Facilitate the development of autonomous users of ICT

You need to help to become autonomous users of ICT by allowing significant student autonomy in the selection of  ICT tools and resources. Discuss with the whole class teaching what ICT technique or software or hardware you would use and why. Model your thinking out loud for them to develop their own train of thinking. Progression in ICT capability demands that students develop ever greater autonomy. They will need ICT tools of growing complexity for increasingly complex lines of inquiry involving progressively making decision making and personal autonomy.

Intervene at the opportune moments

Another metacognitive teaching strategy is to intervene in the form of focusing questions to assist students them in the formation of generalisations. This can either be planned or unplanned and can also develop their higher order thinking skills.

These examples of metacognitive awareness in children will help you to guide a child’s progress through a task by asking questions that focus their attention at critical points. The concept of metacognition or thinking about thinking in relation to ICT capability development refers to our knowledge and beliefs that we have about our own cognitive resources in situations. It also is to do with the ICT techniques and processes we are able to use.
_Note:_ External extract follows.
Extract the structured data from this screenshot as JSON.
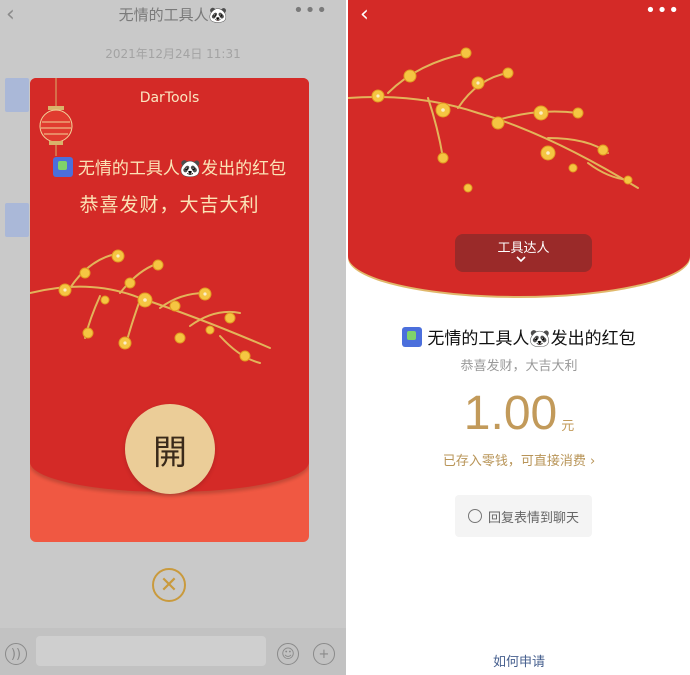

As discussed earlier, it is not whether that a student or child knows an ICT technique, it is whether they know that they know and thus be able to decide to use it. They need to be able to make realistic assessments about what they can learn. Their ability to solve problems is also dependent on metacognitive knowledge. By using these metacognitive teaching strategies, metacognition in early childhood and primary age children will be fostered in your classroom today.



The Role of Make-Believe Play in Development of Self-Regulation by Laura E. Berk, PhD

What is sensory processing disorder? by familydoctor.org 

How to Change Negative Thinking Patterns by Juliann Garey

How to Help Kids Deal With Cyberbullying by childmind.org

How Can We Help Kids With Non-Verbal Learning Disorder? by Caroline Miller

Dyslexia and ADHD: Which Is It or Is It Both? by Timothy J. Legg, Ph.D., CRNP — Written by Rebecca Joy Stanborough

Occupational Therapists: What Do They Do?  by Beth Arky

Sensory Processing FAQ by Child Mind Institute

Autism Plus Wandering by Beth Arky

The Uncompromising Child: Four Responses to Rigid Thinking by Eileen Devine

When Siblings Won’t Stop Fighting by Katherine Martinelli